INPUT DATA -
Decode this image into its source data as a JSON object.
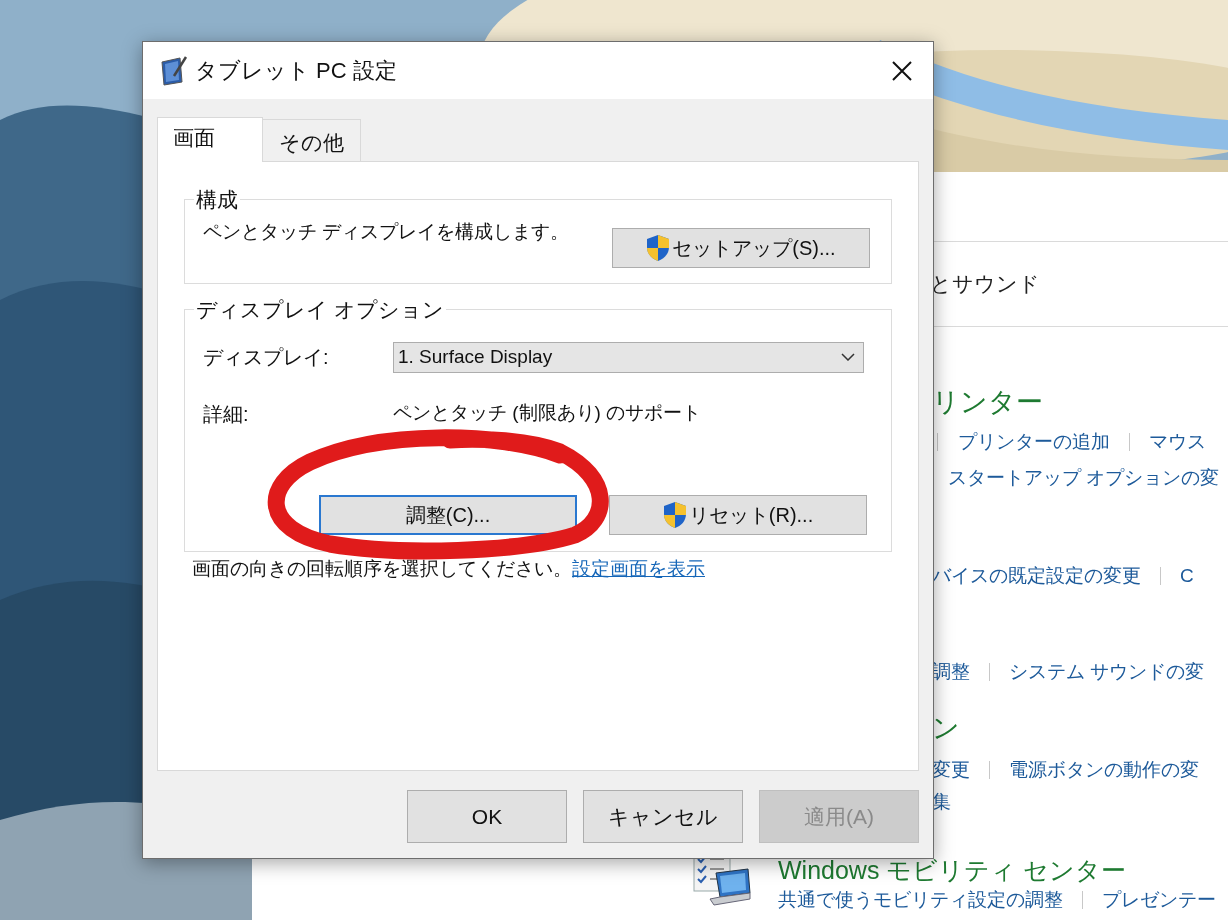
{
  "control_panel": {
    "category": "とサウンド",
    "lines": [
      {
        "kind": "heading",
        "text": "リンター"
      },
      {
        "kind": "links",
        "leading_divider": true,
        "links": [
          "プリンターの追加",
          "マウス"
        ]
      },
      {
        "kind": "links",
        "leading_divider": false,
        "links": [
          "スタートアップ オプションの変"
        ]
      },
      {
        "kind": "links",
        "leading_divider": false,
        "links": [
          "バイスの既定設定の変更",
          "C"
        ]
      },
      {
        "kind": "links",
        "leading_divider": false,
        "links": [
          "調整",
          "システム サウンドの変"
        ]
      },
      {
        "kind": "heading",
        "text": "ン"
      },
      {
        "kind": "links",
        "leading_divider": false,
        "links": [
          "変更",
          "電源ボタンの動作の変"
        ]
      },
      {
        "kind": "links",
        "leading_divider": false,
        "links": [
          "集"
        ]
      }
    ],
    "mobility": {
      "heading": "Windows モビリティ センター",
      "links": [
        "共通で使うモビリティ設定の調整",
        "プレゼンテー"
      ]
    }
  },
  "dialog": {
    "title": "タブレット PC 設定",
    "tabs": [
      {
        "label": "画面",
        "selected": true
      },
      {
        "label": "その他",
        "selected": false
      }
    ],
    "configure_group": {
      "title": "構成",
      "description": "ペンとタッチ ディスプレイを構成します。",
      "button": {
        "label": "セットアップ(S)...",
        "shield": true
      }
    },
    "display_group": {
      "title": "ディスプレイ オプション",
      "display_label": "ディスプレイ:",
      "display_value": "1. Surface Display",
      "details_label": "詳細:",
      "details_value": "ペンとタッチ (制限あり) のサポート",
      "buttons": [
        {
          "label": "調整(C)...",
          "shield": false,
          "focused": true
        },
        {
          "label": "リセット(R)...",
          "shield": true,
          "focused": false
        }
      ]
    },
    "rotation_note": {
      "text": "画面の向きの回転順序を選択してください。",
      "link": "設定画面を表示"
    },
    "footer_buttons": [
      {
        "label": "OK",
        "disabled": false
      },
      {
        "label": "キャンセル",
        "disabled": false
      },
      {
        "label": "適用(A)",
        "disabled": true
      }
    ]
  },
  "annotation": {
    "kind": "circle"
  }
}
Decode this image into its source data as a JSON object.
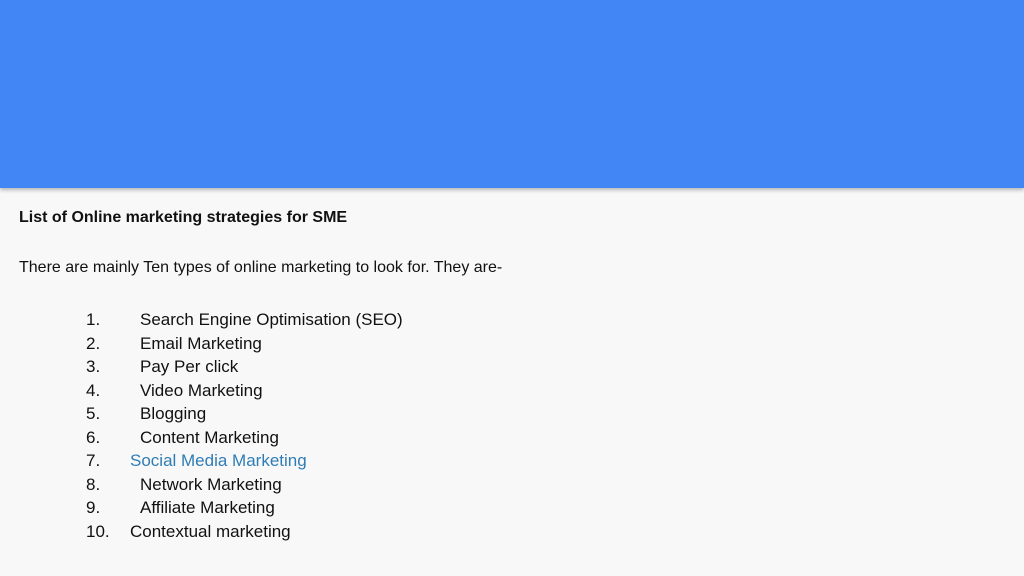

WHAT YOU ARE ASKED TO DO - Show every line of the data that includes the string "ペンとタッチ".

EXERCISE SOLUTION -
      "description": "ペンとタッチ ディスプレイを構成します。",
      "details_value": "ペンとタッチ (制限あり) のサポート",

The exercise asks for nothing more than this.